*Data provided*:
##############################
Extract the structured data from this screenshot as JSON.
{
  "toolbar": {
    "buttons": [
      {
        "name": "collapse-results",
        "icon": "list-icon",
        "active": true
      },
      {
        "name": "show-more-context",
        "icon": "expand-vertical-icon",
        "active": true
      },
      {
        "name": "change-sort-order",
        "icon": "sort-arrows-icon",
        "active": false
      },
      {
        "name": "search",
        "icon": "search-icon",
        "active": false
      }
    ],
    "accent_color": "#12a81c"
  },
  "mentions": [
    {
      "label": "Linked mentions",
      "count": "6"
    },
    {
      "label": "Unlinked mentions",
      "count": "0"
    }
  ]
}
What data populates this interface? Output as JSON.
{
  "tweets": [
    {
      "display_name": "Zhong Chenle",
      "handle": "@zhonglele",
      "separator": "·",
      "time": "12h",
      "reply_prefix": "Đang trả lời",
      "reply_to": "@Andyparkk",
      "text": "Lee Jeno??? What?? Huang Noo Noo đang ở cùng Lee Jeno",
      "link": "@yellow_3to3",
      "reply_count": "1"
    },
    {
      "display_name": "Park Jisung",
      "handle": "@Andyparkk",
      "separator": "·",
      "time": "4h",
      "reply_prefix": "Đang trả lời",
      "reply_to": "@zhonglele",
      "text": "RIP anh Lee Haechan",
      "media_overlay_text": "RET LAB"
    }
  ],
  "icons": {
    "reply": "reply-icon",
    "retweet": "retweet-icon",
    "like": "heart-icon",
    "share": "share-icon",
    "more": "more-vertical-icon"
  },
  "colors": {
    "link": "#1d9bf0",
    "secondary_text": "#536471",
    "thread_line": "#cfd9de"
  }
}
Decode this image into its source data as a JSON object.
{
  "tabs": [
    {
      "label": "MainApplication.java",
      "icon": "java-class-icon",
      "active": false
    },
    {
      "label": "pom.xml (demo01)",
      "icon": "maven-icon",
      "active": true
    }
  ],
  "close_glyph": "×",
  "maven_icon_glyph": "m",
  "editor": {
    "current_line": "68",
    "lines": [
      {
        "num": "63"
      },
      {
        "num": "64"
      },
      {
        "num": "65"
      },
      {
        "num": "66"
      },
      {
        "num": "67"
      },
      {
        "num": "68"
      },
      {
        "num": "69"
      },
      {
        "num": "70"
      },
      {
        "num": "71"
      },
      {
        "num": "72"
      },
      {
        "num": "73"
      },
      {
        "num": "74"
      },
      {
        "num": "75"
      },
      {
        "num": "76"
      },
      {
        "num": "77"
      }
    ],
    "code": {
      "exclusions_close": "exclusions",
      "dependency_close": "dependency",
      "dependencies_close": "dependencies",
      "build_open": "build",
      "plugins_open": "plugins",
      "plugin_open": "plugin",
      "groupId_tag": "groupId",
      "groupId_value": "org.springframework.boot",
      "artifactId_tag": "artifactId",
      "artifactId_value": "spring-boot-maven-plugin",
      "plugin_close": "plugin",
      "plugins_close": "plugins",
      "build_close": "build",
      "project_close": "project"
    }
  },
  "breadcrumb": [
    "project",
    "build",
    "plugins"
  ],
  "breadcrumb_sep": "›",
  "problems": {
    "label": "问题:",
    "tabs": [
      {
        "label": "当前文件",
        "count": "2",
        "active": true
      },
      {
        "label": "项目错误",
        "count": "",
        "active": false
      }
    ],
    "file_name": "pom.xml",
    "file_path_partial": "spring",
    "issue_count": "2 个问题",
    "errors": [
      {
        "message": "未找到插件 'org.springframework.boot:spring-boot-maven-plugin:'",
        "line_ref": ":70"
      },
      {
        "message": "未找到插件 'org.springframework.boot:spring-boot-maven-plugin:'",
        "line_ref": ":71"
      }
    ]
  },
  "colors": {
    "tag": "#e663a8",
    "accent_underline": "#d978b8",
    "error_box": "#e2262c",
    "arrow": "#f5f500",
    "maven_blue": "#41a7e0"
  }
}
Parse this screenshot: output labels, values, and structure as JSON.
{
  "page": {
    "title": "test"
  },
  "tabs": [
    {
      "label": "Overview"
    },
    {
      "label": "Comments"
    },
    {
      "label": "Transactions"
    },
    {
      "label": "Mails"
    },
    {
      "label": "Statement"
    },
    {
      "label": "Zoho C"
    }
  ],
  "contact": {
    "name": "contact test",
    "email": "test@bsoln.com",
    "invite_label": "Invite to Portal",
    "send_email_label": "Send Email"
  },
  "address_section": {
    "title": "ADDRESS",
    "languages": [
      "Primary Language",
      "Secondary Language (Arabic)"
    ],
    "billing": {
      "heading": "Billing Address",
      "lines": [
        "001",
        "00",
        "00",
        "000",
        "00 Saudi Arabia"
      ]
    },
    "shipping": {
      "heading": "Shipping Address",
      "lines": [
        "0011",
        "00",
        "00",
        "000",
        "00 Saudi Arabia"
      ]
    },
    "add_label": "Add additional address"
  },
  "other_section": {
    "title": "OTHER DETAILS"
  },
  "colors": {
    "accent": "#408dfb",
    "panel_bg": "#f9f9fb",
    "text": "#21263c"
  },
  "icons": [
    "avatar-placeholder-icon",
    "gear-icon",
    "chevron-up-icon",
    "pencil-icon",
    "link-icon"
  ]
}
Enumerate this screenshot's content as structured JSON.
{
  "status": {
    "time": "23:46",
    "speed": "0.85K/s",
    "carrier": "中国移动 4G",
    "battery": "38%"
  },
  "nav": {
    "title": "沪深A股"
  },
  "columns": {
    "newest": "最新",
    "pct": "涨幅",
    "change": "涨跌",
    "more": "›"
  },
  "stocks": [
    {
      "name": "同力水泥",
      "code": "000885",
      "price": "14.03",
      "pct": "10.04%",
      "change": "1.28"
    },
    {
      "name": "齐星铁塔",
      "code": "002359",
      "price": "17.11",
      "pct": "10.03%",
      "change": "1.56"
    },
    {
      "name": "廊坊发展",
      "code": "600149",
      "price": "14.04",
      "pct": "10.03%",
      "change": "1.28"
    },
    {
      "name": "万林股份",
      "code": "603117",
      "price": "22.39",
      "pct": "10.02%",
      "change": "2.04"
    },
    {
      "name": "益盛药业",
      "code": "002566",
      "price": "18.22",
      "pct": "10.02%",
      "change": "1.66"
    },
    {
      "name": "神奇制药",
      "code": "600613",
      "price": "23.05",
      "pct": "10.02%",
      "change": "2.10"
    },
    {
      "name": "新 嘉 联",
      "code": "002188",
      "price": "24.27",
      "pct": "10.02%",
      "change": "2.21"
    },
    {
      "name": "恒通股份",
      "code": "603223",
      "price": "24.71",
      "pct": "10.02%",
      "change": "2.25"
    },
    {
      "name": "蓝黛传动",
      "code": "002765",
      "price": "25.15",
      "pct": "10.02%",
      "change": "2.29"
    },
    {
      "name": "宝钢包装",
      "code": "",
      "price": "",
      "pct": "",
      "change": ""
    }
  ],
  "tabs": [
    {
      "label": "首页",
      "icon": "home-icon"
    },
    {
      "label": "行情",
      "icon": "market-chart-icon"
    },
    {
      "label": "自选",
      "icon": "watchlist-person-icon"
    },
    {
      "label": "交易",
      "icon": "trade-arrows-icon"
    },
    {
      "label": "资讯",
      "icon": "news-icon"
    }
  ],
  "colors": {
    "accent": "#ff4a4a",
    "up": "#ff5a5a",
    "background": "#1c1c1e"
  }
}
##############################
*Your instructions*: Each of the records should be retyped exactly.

*Result below*:
Extract the structured data from this screenshot as JSON.
{
  "toolbar": {
    "buttons": [
      {
        "name": "collapse-results",
        "icon": "list-icon",
        "active": true
      },
      {
        "name": "show-more-context",
        "icon": "expand-vertical-icon",
        "active": true
      },
      {
        "name": "change-sort-order",
        "icon": "sort-arrows-icon",
        "active": false
      },
      {
        "name": "search",
        "icon": "search-icon",
        "active": false
      }
    ],
    "accent_color": "#12a81c"
  },
  "mentions": [
    {
      "label": "Linked mentions",
      "count": "6"
    },
    {
      "label": "Unlinked mentions",
      "count": "0"
    }
  ]
}
What data populates this interface? Output as JSON.
{
  "tweets": [
    {
      "display_name": "Zhong Chenle",
      "handle": "@zhonglele",
      "separator": "·",
      "time": "12h",
      "reply_prefix": "Đang trả lời",
      "reply_to": "@Andyparkk",
      "text": "Lee Jeno??? What?? Huang Noo Noo đang ở cùng Lee Jeno",
      "link": "@yellow_3to3",
      "reply_count": "1"
    },
    {
      "display_name": "Park Jisung",
      "handle": "@Andyparkk",
      "separator": "·",
      "time": "4h",
      "reply_prefix": "Đang trả lời",
      "reply_to": "@zhonglele",
      "text": "RIP anh Lee Haechan",
      "media_overlay_text": "RET LAB"
    }
  ],
  "icons": {
    "reply": "reply-icon",
    "retweet": "retweet-icon",
    "like": "heart-icon",
    "share": "share-icon",
    "more": "more-vertical-icon"
  },
  "colors": {
    "link": "#1d9bf0",
    "secondary_text": "#536471",
    "thread_line": "#cfd9de"
  }
}
Decode this image into its source data as a JSON object.
{
  "tabs": [
    {
      "label": "MainApplication.java",
      "icon": "java-class-icon",
      "active": false
    },
    {
      "label": "pom.xml (demo01)",
      "icon": "maven-icon",
      "active": true
    }
  ],
  "close_glyph": "×",
  "maven_icon_glyph": "m",
  "editor": {
    "current_line": "68",
    "lines": [
      {
        "num": "63"
      },
      {
        "num": "64"
      },
      {
        "num": "65"
      },
      {
        "num": "66"
      },
      {
        "num": "67"
      },
      {
        "num": "68"
      },
      {
        "num": "69"
      },
      {
        "num": "70"
      },
      {
        "num": "71"
      },
      {
        "num": "72"
      },
      {
        "num": "73"
      },
      {
        "num": "74"
      },
      {
        "num": "75"
      },
      {
        "num": "76"
      },
      {
        "num": "77"
      }
    ],
    "code": {
      "exclusions_close": "exclusions",
      "dependency_close": "dependency",
      "dependencies_close": "dependencies",
      "build_open": "build",
      "plugins_open": "plugins",
      "plugin_open": "plugin",
      "groupId_tag": "groupId",
      "groupId_value": "org.springframework.boot",
      "artifactId_tag": "artifactId",
      "artifactId_value": "spring-boot-maven-plugin",
      "plugin_close": "plugin",
      "plugins_close": "plugins",
      "build_close": "build",
      "project_close": "project"
    }
  },
  "breadcrumb": [
    "project",
    "build",
    "plugins"
  ],
  "breadcrumb_sep": "›",
  "problems": {
    "label": "问题:",
    "tabs": [
      {
        "label": "当前文件",
        "count": "2",
        "active": true
      },
      {
        "label": "项目错误",
        "count": "",
        "active": false
      }
    ],
    "file_name": "pom.xml",
    "file_path_partial": "spring",
    "issue_count": "2 个问题",
    "errors": [
      {
        "message": "未找到插件 'org.springframework.boot:spring-boot-maven-plugin:'",
        "line_ref": ":70"
      },
      {
        "message": "未找到插件 'org.springframework.boot:spring-boot-maven-plugin:'",
        "line_ref": ":71"
      }
    ]
  },
  "colors": {
    "tag": "#e663a8",
    "accent_underline": "#d978b8",
    "error_box": "#e2262c",
    "arrow": "#f5f500",
    "maven_blue": "#41a7e0"
  }
}
Parse this screenshot: output labels, values, and structure as JSON.
{
  "page": {
    "title": "test"
  },
  "tabs": [
    {
      "label": "Overview"
    },
    {
      "label": "Comments"
    },
    {
      "label": "Transactions"
    },
    {
      "label": "Mails"
    },
    {
      "label": "Statement"
    },
    {
      "label": "Zoho C"
    }
  ],
  "contact": {
    "name": "contact test",
    "email": "test@bsoln.com",
    "invite_label": "Invite to Portal",
    "send_email_label": "Send Email"
  },
  "address_section": {
    "title": "ADDRESS",
    "languages": [
      "Primary Language",
      "Secondary Language (Arabic)"
    ],
    "billing": {
      "heading": "Billing Address",
      "lines": [
        "001",
        "00",
        "00",
        "000",
        "00 Saudi Arabia"
      ]
    },
    "shipping": {
      "heading": "Shipping Address",
      "lines": [
        "0011",
        "00",
        "00",
        "000",
        "00 Saudi Arabia"
      ]
    },
    "add_label": "Add additional address"
  },
  "other_section": {
    "title": "OTHER DETAILS"
  },
  "colors": {
    "accent": "#408dfb",
    "panel_bg": "#f9f9fb",
    "text": "#21263c"
  },
  "icons": [
    "avatar-placeholder-icon",
    "gear-icon",
    "chevron-up-icon",
    "pencil-icon",
    "link-icon"
  ]
}
Enumerate this screenshot's content as structured JSON.
{
  "status": {
    "time": "23:46",
    "speed": "0.85K/s",
    "carrier": "中国移动 4G",
    "battery": "38%"
  },
  "nav": {
    "title": "沪深A股"
  },
  "columns": {
    "newest": "最新",
    "pct": "涨幅",
    "change": "涨跌",
    "more": "›"
  },
  "stocks": [
    {
      "name": "同力水泥",
      "code": "000885",
      "price": "14.03",
      "pct": "10.04%",
      "change": "1.28"
    },
    {
      "name": "齐星铁塔",
      "code": "002359",
      "price": "17.11",
      "pct": "10.03%",
      "change": "1.56"
    },
    {
      "name": "廊坊发展",
      "code": "600149",
      "price": "14.04",
      "pct": "10.03%",
      "change": "1.28"
    },
    {
      "name": "万林股份",
      "code": "603117",
      "price": "22.39",
      "pct": "10.02%",
      "change": "2.04"
    },
    {
      "name": "益盛药业",
      "code": "002566",
      "price": "18.22",
      "pct": "10.02%",
      "change": "1.66"
    },
    {
      "name": "神奇制药",
      "code": "600613",
      "price": "23.05",
      "pct": "10.02%",
      "change": "2.10"
    },
    {
      "name": "新 嘉 联",
      "code": "002188",
      "price": "24.27",
      "pct": "10.02%",
      "change": "2.21"
    },
    {
      "name": "恒通股份",
      "code": "603223",
      "price": "24.71",
      "pct": "10.02%",
      "change": "2.25"
    },
    {
      "name": "蓝黛传动",
      "code": "002765",
      "price": "25.15",
      "pct": "10.02%",
      "change": "2.29"
    },
    {
      "name": "宝钢包装",
      "code": "",
      "price": "",
      "pct": "",
      "change": ""
    }
  ],
  "tabs": [
    {
      "label": "首页",
      "icon": "home-icon"
    },
    {
      "label": "行情",
      "icon": "market-chart-icon"
    },
    {
      "label": "自选",
      "icon": "watchlist-person-icon"
    },
    {
      "label": "交易",
      "icon": "trade-arrows-icon"
    },
    {
      "label": "资讯",
      "icon": "news-icon"
    }
  ],
  "colors": {
    "accent": "#ff4a4a",
    "up": "#ff5a5a",
    "background": "#1c1c1e"
  }
}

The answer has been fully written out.